What is required
Word for word, return every record that follows.

Recorded data

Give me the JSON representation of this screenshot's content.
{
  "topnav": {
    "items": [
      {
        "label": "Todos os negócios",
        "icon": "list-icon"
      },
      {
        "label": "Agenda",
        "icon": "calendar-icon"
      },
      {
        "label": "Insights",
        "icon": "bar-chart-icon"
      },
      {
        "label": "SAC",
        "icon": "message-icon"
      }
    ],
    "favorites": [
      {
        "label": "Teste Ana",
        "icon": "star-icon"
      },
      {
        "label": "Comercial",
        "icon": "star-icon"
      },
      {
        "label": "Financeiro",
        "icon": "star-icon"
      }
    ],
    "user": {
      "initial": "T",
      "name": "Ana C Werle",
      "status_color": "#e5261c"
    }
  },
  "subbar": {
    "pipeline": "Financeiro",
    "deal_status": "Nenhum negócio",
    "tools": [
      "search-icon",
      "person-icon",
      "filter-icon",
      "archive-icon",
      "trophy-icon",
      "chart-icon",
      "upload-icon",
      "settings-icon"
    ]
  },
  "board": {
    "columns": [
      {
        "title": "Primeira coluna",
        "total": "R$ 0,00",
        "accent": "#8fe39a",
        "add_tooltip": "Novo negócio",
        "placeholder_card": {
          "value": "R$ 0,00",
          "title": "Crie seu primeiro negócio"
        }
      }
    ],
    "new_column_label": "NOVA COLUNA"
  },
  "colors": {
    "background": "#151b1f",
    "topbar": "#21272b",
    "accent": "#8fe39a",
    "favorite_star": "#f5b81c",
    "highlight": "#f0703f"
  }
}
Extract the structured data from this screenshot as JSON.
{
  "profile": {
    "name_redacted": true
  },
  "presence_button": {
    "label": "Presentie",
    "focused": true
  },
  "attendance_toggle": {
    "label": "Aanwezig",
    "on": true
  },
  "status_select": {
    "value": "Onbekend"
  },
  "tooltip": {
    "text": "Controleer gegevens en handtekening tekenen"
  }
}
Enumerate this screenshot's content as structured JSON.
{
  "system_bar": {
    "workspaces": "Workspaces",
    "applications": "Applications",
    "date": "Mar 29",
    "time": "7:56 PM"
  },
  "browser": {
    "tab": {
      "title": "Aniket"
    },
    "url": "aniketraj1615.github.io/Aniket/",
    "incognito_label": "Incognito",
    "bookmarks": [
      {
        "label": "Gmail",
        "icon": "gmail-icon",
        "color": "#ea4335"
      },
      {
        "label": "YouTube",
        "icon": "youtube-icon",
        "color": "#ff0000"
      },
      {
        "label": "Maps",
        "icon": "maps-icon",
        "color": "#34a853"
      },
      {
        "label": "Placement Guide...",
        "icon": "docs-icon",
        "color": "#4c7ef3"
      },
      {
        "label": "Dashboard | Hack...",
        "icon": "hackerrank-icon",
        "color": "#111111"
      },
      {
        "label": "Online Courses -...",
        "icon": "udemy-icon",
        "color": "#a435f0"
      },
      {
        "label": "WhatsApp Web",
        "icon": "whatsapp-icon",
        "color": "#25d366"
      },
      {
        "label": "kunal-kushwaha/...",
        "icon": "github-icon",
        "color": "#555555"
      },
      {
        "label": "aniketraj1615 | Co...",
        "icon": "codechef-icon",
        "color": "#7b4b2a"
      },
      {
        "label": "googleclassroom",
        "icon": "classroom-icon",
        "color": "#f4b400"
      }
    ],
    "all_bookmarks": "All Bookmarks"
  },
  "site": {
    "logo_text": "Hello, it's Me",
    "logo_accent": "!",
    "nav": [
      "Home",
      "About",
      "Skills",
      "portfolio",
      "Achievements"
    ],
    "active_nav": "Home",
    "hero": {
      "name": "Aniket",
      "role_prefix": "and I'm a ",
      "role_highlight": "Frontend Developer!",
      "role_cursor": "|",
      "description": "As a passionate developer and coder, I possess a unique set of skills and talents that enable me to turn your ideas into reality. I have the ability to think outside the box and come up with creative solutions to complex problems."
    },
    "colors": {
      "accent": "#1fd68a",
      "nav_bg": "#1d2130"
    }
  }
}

Expected answer
Give me the JSON representation of this screenshot's content.
{
  "topnav": {
    "items": [
      {
        "label": "Todos os negócios",
        "icon": "list-icon"
      },
      {
        "label": "Agenda",
        "icon": "calendar-icon"
      },
      {
        "label": "Insights",
        "icon": "bar-chart-icon"
      },
      {
        "label": "SAC",
        "icon": "message-icon"
      }
    ],
    "favorites": [
      {
        "label": "Teste Ana",
        "icon": "star-icon"
      },
      {
        "label": "Comercial",
        "icon": "star-icon"
      },
      {
        "label": "Financeiro",
        "icon": "star-icon"
      }
    ],
    "user": {
      "initial": "T",
      "name": "Ana C Werle",
      "status_color": "#e5261c"
    }
  },
  "subbar": {
    "pipeline": "Financeiro",
    "deal_status": "Nenhum negócio",
    "tools": [
      "search-icon",
      "person-icon",
      "filter-icon",
      "archive-icon",
      "trophy-icon",
      "chart-icon",
      "upload-icon",
      "settings-icon"
    ]
  },
  "board": {
    "columns": [
      {
        "title": "Primeira coluna",
        "total": "R$ 0,00",
        "accent": "#8fe39a",
        "add_tooltip": "Novo negócio",
        "placeholder_card": {
          "value": "R$ 0,00",
          "title": "Crie seu primeiro negócio"
        }
      }
    ],
    "new_column_label": "NOVA COLUNA"
  },
  "colors": {
    "background": "#151b1f",
    "topbar": "#21272b",
    "accent": "#8fe39a",
    "favorite_star": "#f5b81c",
    "highlight": "#f0703f"
  }
}
Extract the structured data from this screenshot as JSON.
{
  "profile": {
    "name_redacted": true
  },
  "presence_button": {
    "label": "Presentie",
    "focused": true
  },
  "attendance_toggle": {
    "label": "Aanwezig",
    "on": true
  },
  "status_select": {
    "value": "Onbekend"
  },
  "tooltip": {
    "text": "Controleer gegevens en handtekening tekenen"
  }
}
Enumerate this screenshot's content as structured JSON.
{
  "system_bar": {
    "workspaces": "Workspaces",
    "applications": "Applications",
    "date": "Mar 29",
    "time": "7:56 PM"
  },
  "browser": {
    "tab": {
      "title": "Aniket"
    },
    "url": "aniketraj1615.github.io/Aniket/",
    "incognito_label": "Incognito",
    "bookmarks": [
      {
        "label": "Gmail",
        "icon": "gmail-icon",
        "color": "#ea4335"
      },
      {
        "label": "YouTube",
        "icon": "youtube-icon",
        "color": "#ff0000"
      },
      {
        "label": "Maps",
        "icon": "maps-icon",
        "color": "#34a853"
      },
      {
        "label": "Placement Guide...",
        "icon": "docs-icon",
        "color": "#4c7ef3"
      },
      {
        "label": "Dashboard | Hack...",
        "icon": "hackerrank-icon",
        "color": "#111111"
      },
      {
        "label": "Online Courses -...",
        "icon": "udemy-icon",
        "color": "#a435f0"
      },
      {
        "label": "WhatsApp Web",
        "icon": "whatsapp-icon",
        "color": "#25d366"
      },
      {
        "label": "kunal-kushwaha/...",
        "icon": "github-icon",
        "color": "#555555"
      },
      {
        "label": "aniketraj1615 | Co...",
        "icon": "codechef-icon",
        "color": "#7b4b2a"
      },
      {
        "label": "googleclassroom",
        "icon": "classroom-icon",
        "color": "#f4b400"
      }
    ],
    "all_bookmarks": "All Bookmarks"
  },
  "site": {
    "logo_text": "Hello, it's Me",
    "logo_accent": "!",
    "nav": [
      "Home",
      "About",
      "Skills",
      "portfolio",
      "Achievements"
    ],
    "active_nav": "Home",
    "hero": {
      "name": "Aniket",
      "role_prefix": "and I'm a ",
      "role_highlight": "Frontend Developer!",
      "role_cursor": "|",
      "description": "As a passionate developer and coder, I possess a unique set of skills and talents that enable me to turn your ideas into reality. I have the ability to think outside the box and come up with creative solutions to complex problems."
    },
    "colors": {
      "accent": "#1fd68a",
      "nav_bg": "#1d2130"
    }
  }
}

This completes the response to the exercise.